With the end of the current fiscal year (FY) approaching on September 30, Congress is expected to vote when it returns in two weeks on a Continuing Resolution (CR) that would fund the government at current FY ’12 levels for six months.
Neither Republicans nor Democrats want to get bogged down in the political gamesmanship that usually accompanies a budget deadline this close to the elections. Congressional leaders already agreed in principle on the outlines of the budget deal before leaving for the August recess.
However, looming over the FY 13 budget process is the “sequester” mechanism that was put in place by the budget deal last year. If Congress has not agreed on a budget by January 2, 2013, it will trigger an estimated $109 billion in across-the-board spending cuts. While the details of how the sequester would be implemented have yet to be determined, estimates are that it would result in cuts of up to 10 percent in federal agency budgets.

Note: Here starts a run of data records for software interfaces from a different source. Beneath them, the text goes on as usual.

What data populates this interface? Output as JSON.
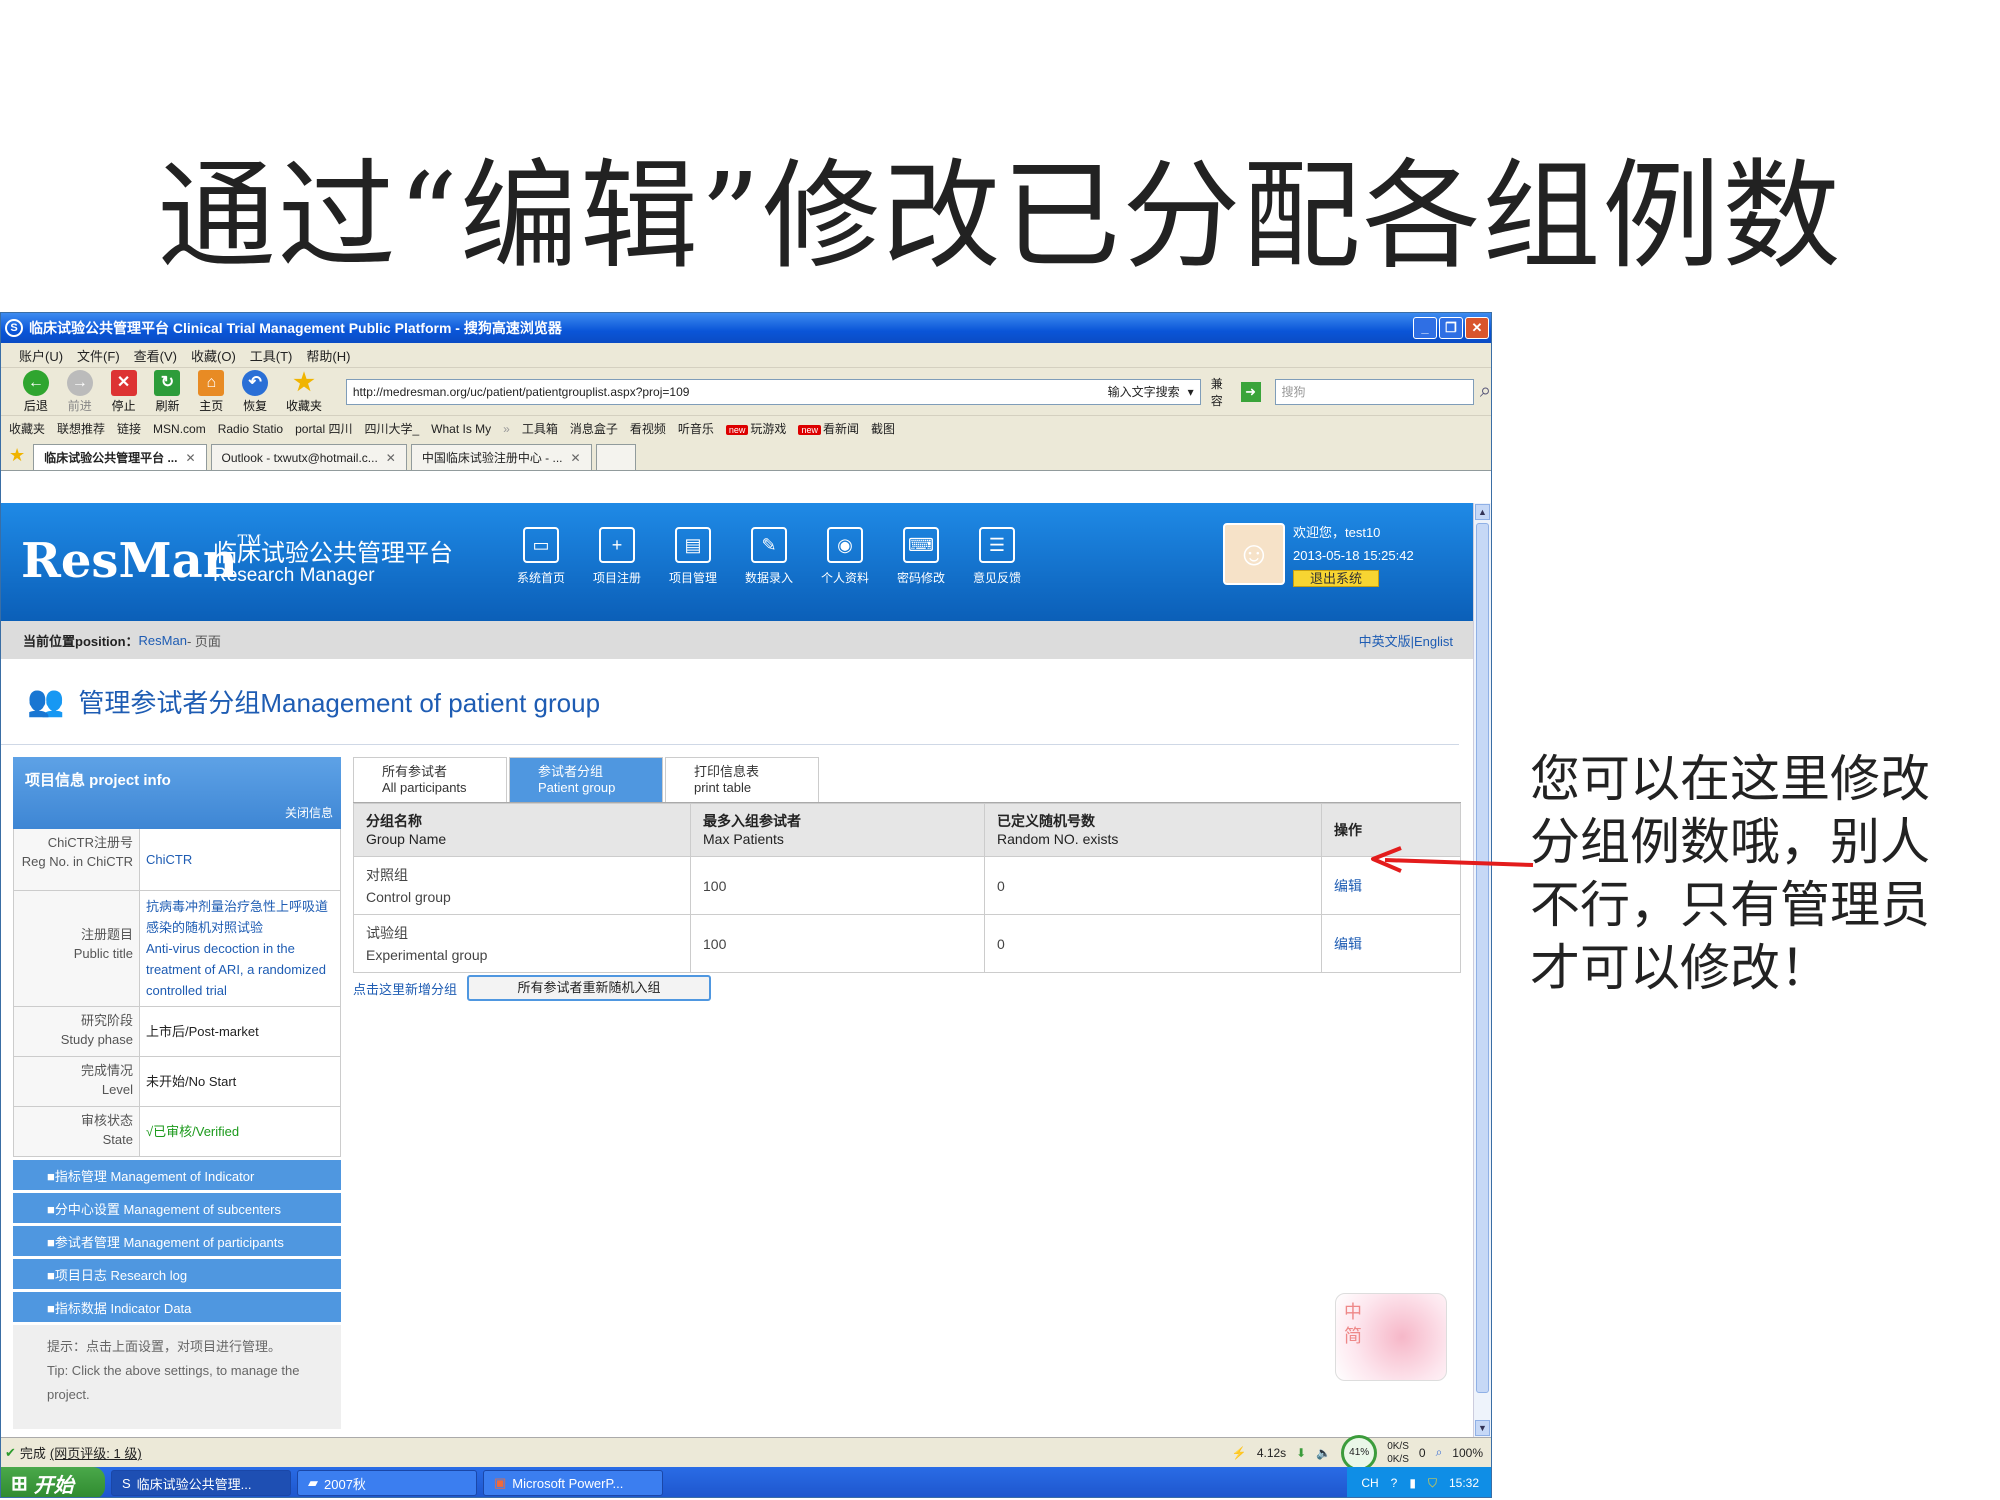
{
  "slide": {
    "title": "通过“编辑”修改已分配各组例数",
    "annotation": "您可以在这里修改分组例数哦，别人不行，只有管理员才可以修改！"
  },
  "window": {
    "title": "临床试验公共管理平台 Clinical Trial Management Public Platform - 搜狗高速浏览器",
    "menu": [
      "账户(U)",
      "文件(F)",
      "查看(V)",
      "收藏(O)",
      "工具(T)",
      "帮助(H)"
    ],
    "toolbar": {
      "back": "后退",
      "forward": "前进",
      "stop": "停止",
      "refresh": "刷新",
      "home": "主页",
      "restore": "恢复",
      "favorites": "收藏夹"
    },
    "address": "http://medresman.org/uc/patient/patientgrouplist.aspx?proj=109",
    "address_hint": "输入文字搜索",
    "compat": "兼容",
    "search_placeholder": "搜狗",
    "favbar": [
      "收藏夹",
      "联想推荐",
      "链接",
      "MSN.com",
      "Radio Statio",
      "portal 四川",
      "四川大学_",
      "What Is My",
      "工具箱",
      "消息盒子",
      "看视频",
      "听音乐",
      "玩游戏",
      "看新闻",
      "截图"
    ],
    "new_badge": "new",
    "tabs": [
      "临床试验公共管理平台 ...",
      "Outlook - txwutx@hotmail.c...",
      "中国临床试验注册中心 - ..."
    ]
  },
  "site": {
    "logo": "ResMan",
    "logo_tm": "TM",
    "logo_cn": "临床试验公共管理平台",
    "logo_en": "Research Manager",
    "nav": [
      "系统首页",
      "项目注册",
      "项目管理",
      "数据录入",
      "个人资料",
      "密码修改",
      "意见反馈"
    ],
    "welcome": "欢迎您，test10",
    "datetime": "2013-05-18 15:25:42",
    "logout": "退出系统",
    "position_label": "当前位置position：",
    "position_path": "ResMan",
    "position_tail": " - 页面",
    "lang": "中英文版|Englist",
    "page_heading": "管理参试者分组Management of patient group"
  },
  "project": {
    "head": "项目信息  project info",
    "close": "关闭信息",
    "rows": [
      {
        "k": "ChiCTR注册号\nReg No. in ChiCTR",
        "v": "ChiCTR"
      },
      {
        "k": "注册题目\nPublic title",
        "v": "抗病毒冲剂量治疗急性上呼吸道感染的随机对照试验\nAnti-virus decoction in the treatment of ARI, a randomized controlled trial"
      },
      {
        "k": "研究阶段\nStudy phase",
        "v": "上市后/Post-market"
      },
      {
        "k": "完成情况\nLevel",
        "v": "未开始/No Start"
      },
      {
        "k": "审核状态\nState",
        "v": "√已审核/Verified"
      }
    ],
    "menu": [
      "■指标管理  Management of Indicator",
      "■分中心设置  Management of subcenters",
      "■参试者管理  Management of participants",
      "■项目日志  Research log",
      "■指标数据  Indicator Data"
    ],
    "tip": "提示：点击上面设置，对项目进行管理。\nTip: Click the above settings, to manage the project."
  },
  "groups": {
    "tabs": [
      {
        "cn": "所有参试者",
        "en": "All participants"
      },
      {
        "cn": "参试者分组",
        "en": "Patient group"
      },
      {
        "cn": "打印信息表",
        "en": "print table"
      }
    ],
    "columns": [
      {
        "cn": "分组名称",
        "en": "Group Name"
      },
      {
        "cn": "最多入组参试者",
        "en": "Max Patients"
      },
      {
        "cn": "已定义随机号数",
        "en": "Random NO. exists"
      },
      {
        "cn": "操作",
        "en": ""
      }
    ],
    "rows": [
      {
        "name_cn": "对照组",
        "name_en": "Control group",
        "max": "100",
        "exists": "0",
        "action": "编辑"
      },
      {
        "name_cn": "试验组",
        "name_en": "Experimental group",
        "max": "100",
        "exists": "0",
        "action": "编辑"
      }
    ],
    "add_group": "点击这里新增分组",
    "reassign": "所有参试者重新随机入组"
  },
  "card": {
    "text": "中\n简"
  },
  "status": {
    "done": "完成",
    "rating": "(网页评级: 1 级)",
    "speed": "4.12s",
    "meter": "41%",
    "up": "0K/S",
    "down": "0K/S",
    "count": "0",
    "zoom": "100%"
  },
  "taskbar": {
    "start": "开始",
    "tasks": [
      "临床试验公共管理...",
      "2007秋",
      "Microsoft PowerP..."
    ],
    "lang": "CH",
    "time": "15:32"
  }
}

While the CR delays the difficult decisions on the budget until after the election, it would create a situation where a lame-duck Congress, and potentially a lame-duck president, will have to arrive at a compromise and avert the draconian cuts that would result from the sequester.